*** Opening of RECORDS SUPPLIED ***
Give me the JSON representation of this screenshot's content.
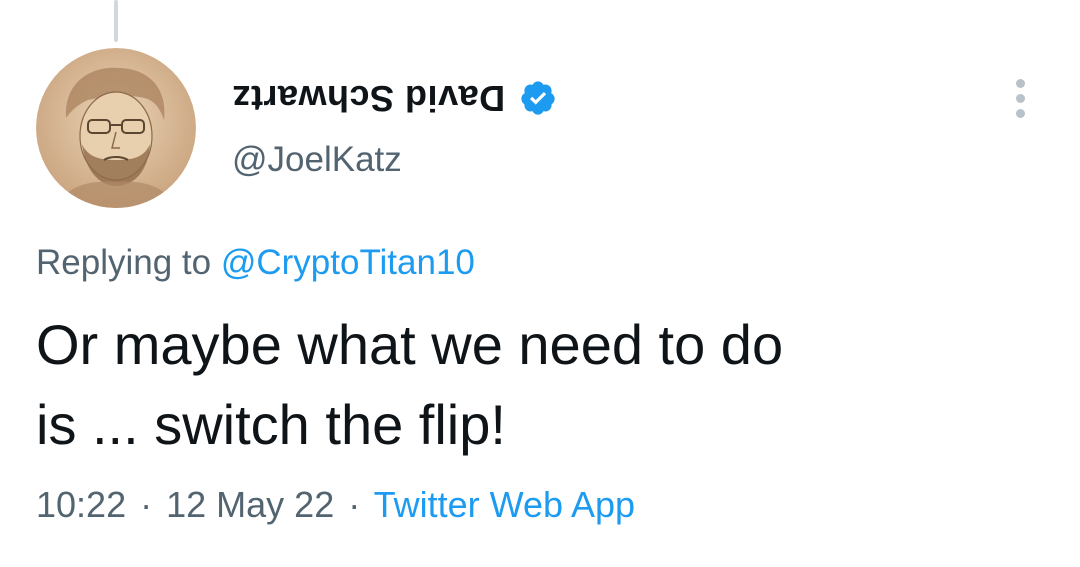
{
  "author": {
    "display_name": "David Schwartz",
    "handle": "@JoelKatz",
    "verified": true,
    "avatar_icon": "sketch-portrait-avatar"
  },
  "reply": {
    "prefix": "Replying to ",
    "mention": "@CryptoTitan10"
  },
  "tweet": {
    "line1": "Or maybe what we need to do",
    "line2": "is ... switch the flip!"
  },
  "meta": {
    "time": "10:22",
    "separator": "·",
    "date": "12 May 22",
    "source": "Twitter Web App"
  },
  "colors": {
    "accent": "#1d9bf0",
    "secondary_text": "#536471",
    "primary_text": "#0f1419",
    "thread_line": "#cfd9de"
  }
}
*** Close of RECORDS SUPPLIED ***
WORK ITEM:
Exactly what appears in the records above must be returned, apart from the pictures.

COMPLETED EXERCISE:
Give me the JSON representation of this screenshot's content.
{
  "author": {
    "display_name": "David Schwartz",
    "handle": "@JoelKatz",
    "verified": true,
    "avatar_icon": "sketch-portrait-avatar"
  },
  "reply": {
    "prefix": "Replying to ",
    "mention": "@CryptoTitan10"
  },
  "tweet": {
    "line1": "Or maybe what we need to do",
    "line2": "is ... switch the flip!"
  },
  "meta": {
    "time": "10:22",
    "separator": "·",
    "date": "12 May 22",
    "source": "Twitter Web App"
  },
  "colors": {
    "accent": "#1d9bf0",
    "secondary_text": "#536471",
    "primary_text": "#0f1419",
    "thread_line": "#cfd9de"
  }
}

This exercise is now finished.